Something’s been bugging me, and I’ve got to get it off my chest. And it’s going to sound crass at first, so hear me out before you start calling me insensitive.

I’m not sure there really is a bullying epidemic.

I know, I know. Just about every morning of the world, you can probably find a news story on television about some horrific incident linked to bullying. Kids have started cutting themselves, committing suicide, committing mass murder – you name it – because they’re the victims of bullies.

I’m 100 percent sure those kids were bullied. I’m not debating that.

What I do question, though, is the statistic put forth by the U.S. Department of Health and Human Services that one-third of kids in the sixth through 12th grades has been victimized by bullies.

Bullying is defined as repeated aggressive behavior that involves an imbalance of power. So what that means is that the bully is perceived as being more powerful than the victim, and the aggression happens again and again over time. This aggression can happen at school or at home, with relative strangers or family members. Some of the worst cases of bullying I’ve seen involved parents bullying their own children.

But during the last few years, as I’ve worked among elementary students as a social work student myself and now as a psychotherapist, I’ve noticed a pattern: Kids who have normal, everyday interpersonal conflicts with other kids claim that they’re being bullied. And I don’t always think that’s the case.

I think “bully” is a victim of its own success. Children and parents are so familiar with the term now, so well-versed in the horrific tales of bullying gone wrong, that they view any kind of disagreement or conflict as bullying. And that, I think, is wrong-headed.

Take, for example, an older elementary student I worked with last year. He was somewhat socially awkward but had some friends at school. However, he often didn’t perceive when he overstepped his bounds and intruded into other students’ space. He would get excited and impulsively hug his friends, or take a game of tag too far and tackle another student instead of merely touching his arm. When the student he hugged or tackled asked him to stop – sometimes not in the nicest of ways – he would run to the teacher on the playground and claim he was being bullied. In time, his cries fell on deaf ears, and he earned the reputation of a whiner who cried foul when things didn’t go his way.

I found it extremely difficult to work with this kid because his parents backed him up. They referred to his being “bullied” and never pointed out his own role in instigating the behavior of the other children. I was perplexed about how to help the child see the pattern of his behavior and his misuse of the word “bully.” Time and again in our weekly sessions, I attempted to challenge his use of “bully.” We talked about how friends act, how he wanted his friends to act, and how he could be a good friend to others. The child used all the right words, but he couldn’t differentiate between bullying and just plain not getting along well with others.

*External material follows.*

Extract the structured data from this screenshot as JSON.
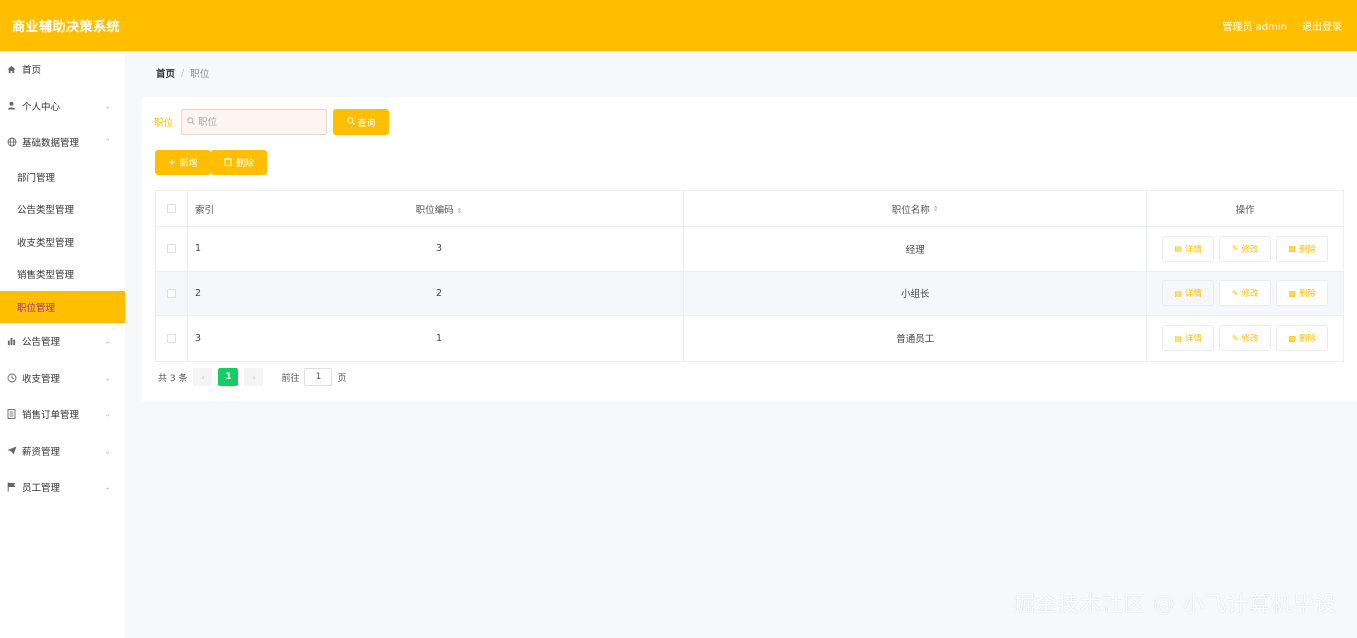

And there is a difference. We all have people who rub us the wrong way, people who routinely disagree with everything we say. Maybe we’re the cantankerous ones who always disagree. But when your co-worker doesn’t like you or disagrees with something you say in a meeting, does that mean he or she is bullying you?

Not in my book.

As a parent, it’s easy to assume our children are the ones being singled out for being different, being picked on by mean kids, being made fun of. Sometimes those things do happen. And when they happen routinely and are perpetrated by kids who hold power in some way over our own, that’s when our kids are being bullied.

But when our children, in course of their growing-up years, run into folks who think differently, who act differently and who don’t think our kids are the greatest things since the iPhone, they are not being bullied.

Instead, they are learning to live and deal with other people who are different from them, and that’s a valuable life lesson that I think too often goes by the wayside in this era of the bully.